Speaking to 10 play over the phone following his elimination, Dan said his time in the barn was “unbelievable in many different ways”.
“To start with, meeting people who are just like me, that is the biggest struggle for someone in the world that we are in. The 13 of us were like peas in a pod from a different pea plant,” he said of his fellow Makers.
“It was just amazing to meet people that think and do and act the same way that I do, just in different medias… Day one was like walking into a family reunion, it was absolutely astonishing,” he added.
Explaining that he was “born into” the crafting world, Dan’s father is similarly a very talented maker who encouraged Dan at every opportunity to flourish in the world of making.
“I love fixing, making and helping people, so those three things all go together,” Dan said.
During the competition, Dan opened up to judges Benja Harney and Deborah Riley about his early onset Parkinson’s diagnosis, and how it had affected his relationship to work and his making. During the episode, Dan told the hosts and judges that thanks to medication, he can continue to make.
“The really, really unfortunate part is, I don’t know how long for,” he said at the time.
Seeing his story come to air, Dan told 10 play he was “humbled” to finally be able to share with the world his diagnosis.
“I was really, really happy to know that it had been aired, it’s not a problem for me to talk about it anymore,” he added.
“I know a lot of people around the world and… I’m blessed to have a lot of people I can call loved ones, and it was starting to get challenging to have a positive conversation with people I haven’t spoken to in a while. I’d have to broach that topic which automatically brings a downer on the conversation.
“Making It, not even on purpose, became a platform for me to alleviate some of that stress. I went there to make cool, crazy stuff and have a crazy experience and the second or thirdhand advantage ended up being I was able to broadcast to the wider audience what I’m challenged with at the moment, and help myself moving forward and the others in my loved circle to have more positive conversations,” Dan said.
“I’m actually really content with whatever happens now because I’ve been able to get my story across… I’m very thankful for that.”

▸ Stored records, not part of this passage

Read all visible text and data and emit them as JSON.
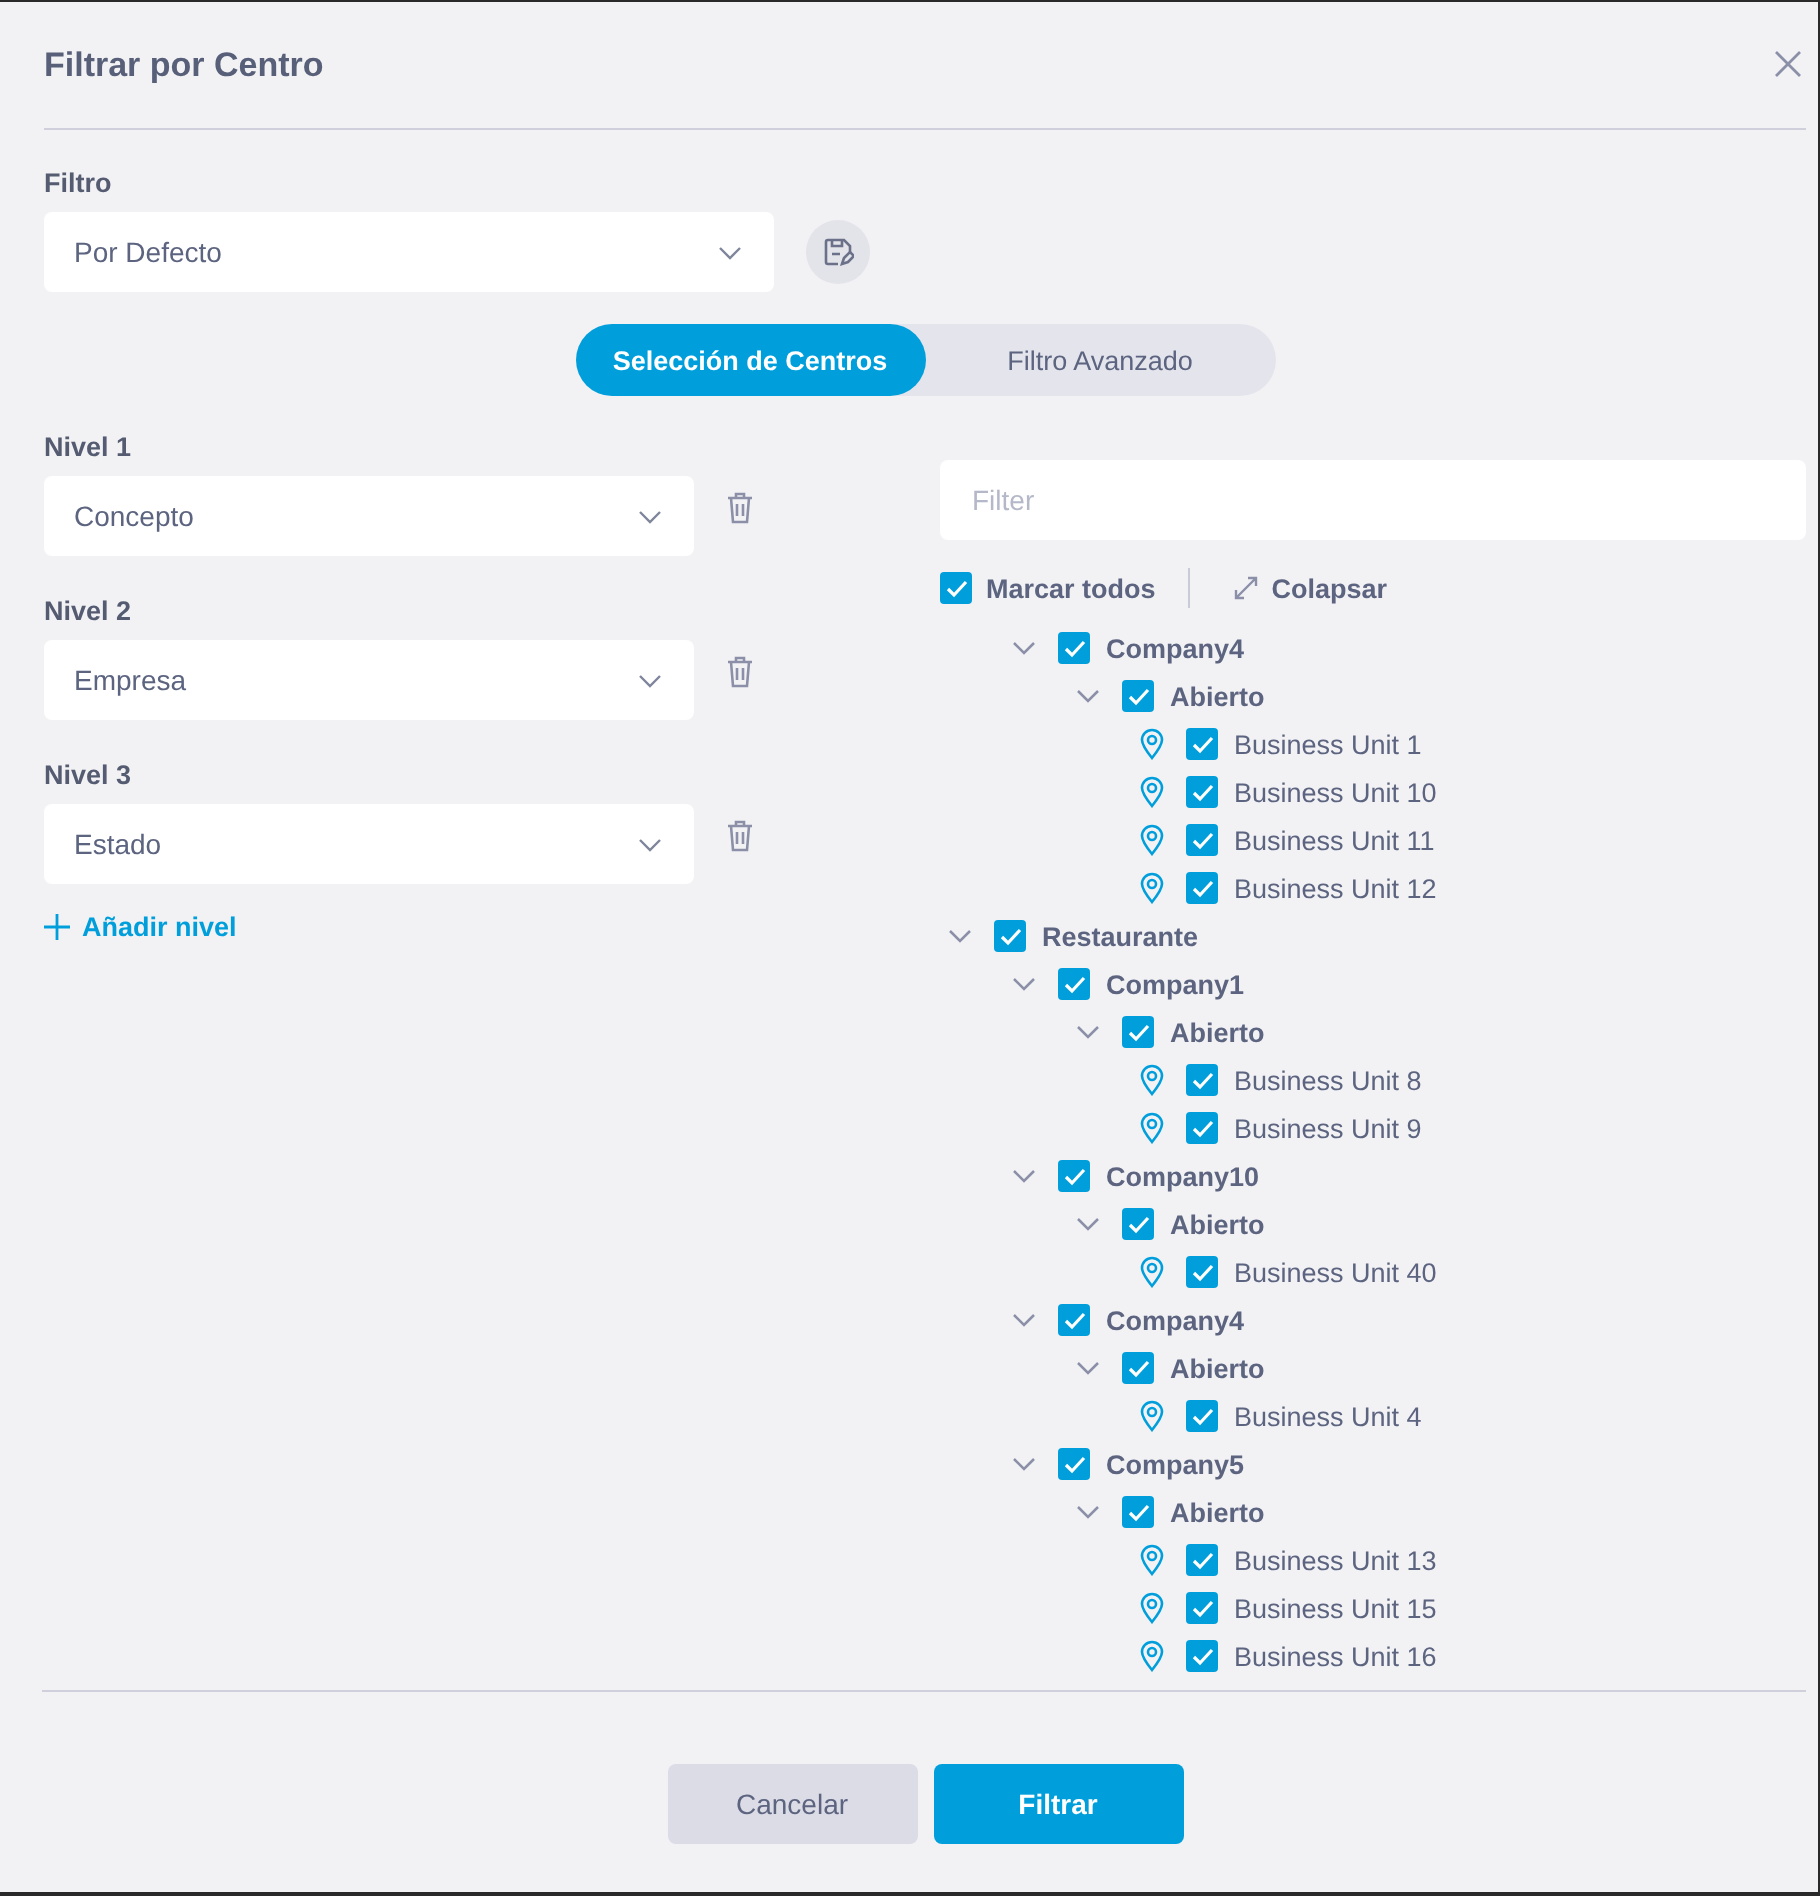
{
  "dialog": {
    "title": "Filtrar por Centro"
  },
  "filter": {
    "label": "Filtro",
    "value": "Por Defecto"
  },
  "tabs": [
    {
      "label": "Selección de Centros",
      "selected": true
    },
    {
      "label": "Filtro Avanzado",
      "selected": false
    }
  ],
  "levels": [
    {
      "label": "Nivel 1",
      "value": "Concepto"
    },
    {
      "label": "Nivel 2",
      "value": "Empresa"
    },
    {
      "label": "Nivel 3",
      "value": "Estado"
    }
  ],
  "add_level": "Añadir nivel",
  "tree_filter": {
    "placeholder": "Filter"
  },
  "select_all": {
    "label": "Marcar todos",
    "checked": true
  },
  "collapse": "Colapsar",
  "tree": [
    {
      "children": [
        {
          "label": "Company4",
          "checked": true,
          "expanded": true,
          "children": [
            {
              "label": "Abierto",
              "checked": true,
              "expanded": true,
              "children": [
                {
                  "label": "Business Unit 1",
                  "checked": true
                },
                {
                  "label": "Business Unit 10",
                  "checked": true
                },
                {
                  "label": "Business Unit 11",
                  "checked": true
                },
                {
                  "label": "Business Unit 12",
                  "checked": true
                }
              ]
            }
          ]
        }
      ]
    },
    {
      "label": "Restaurante",
      "checked": true,
      "expanded": true,
      "children": [
        {
          "label": "Company1",
          "checked": true,
          "expanded": true,
          "children": [
            {
              "label": "Abierto",
              "checked": true,
              "expanded": true,
              "children": [
                {
                  "label": "Business Unit 8",
                  "checked": true
                },
                {
                  "label": "Business Unit 9",
                  "checked": true
                }
              ]
            }
          ]
        },
        {
          "label": "Company10",
          "checked": true,
          "expanded": true,
          "children": [
            {
              "label": "Abierto",
              "checked": true,
              "expanded": true,
              "children": [
                {
                  "label": "Business Unit 40",
                  "checked": true
                }
              ]
            }
          ]
        },
        {
          "label": "Company4",
          "checked": true,
          "expanded": true,
          "children": [
            {
              "label": "Abierto",
              "checked": true,
              "expanded": true,
              "children": [
                {
                  "label": "Business Unit 4",
                  "checked": true
                }
              ]
            }
          ]
        },
        {
          "label": "Company5",
          "checked": true,
          "expanded": true,
          "children": [
            {
              "label": "Abierto",
              "checked": true,
              "expanded": true,
              "children": [
                {
                  "label": "Business Unit 13",
                  "checked": true
                },
                {
                  "label": "Business Unit 15",
                  "checked": true
                },
                {
                  "label": "Business Unit 16",
                  "checked": true
                }
              ]
            }
          ]
        }
      ]
    }
  ],
  "buttons": [
    {
      "label": "Cancelar",
      "kind": "secondary"
    },
    {
      "label": "Filtrar",
      "kind": "primary"
    }
  ]
}
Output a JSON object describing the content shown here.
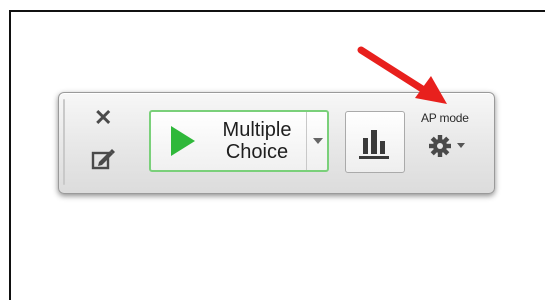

During his time in the competition, one of Dan’s crowning achievements was his Heritage Shrine craft that he put together to honour his story.
Each individual piece and the specific materials used held deep symbolism to Dan, representing his family, the paths that he took which led him into his different stages of life and those that supported him, culminating in meeting the ‘light of his life’, his wife, represented by the second vine sprouting near the top of the piece.
Incorporating fresh fruit that represented parts of his life like education and his health, Dan wanted to make the piece serve a purpose, literally nourishing and feeding the soul, drawing on the lessons of the past and using them in everyday life. The lemon at the top of the piece, a nod to his Parkinson’s disease.
“That lemon is there, but I plan to make lemonade out of that.”
Watch Making It Australia on Wednesday and Thursdays at 7:30pm on 10 and 10 play on demand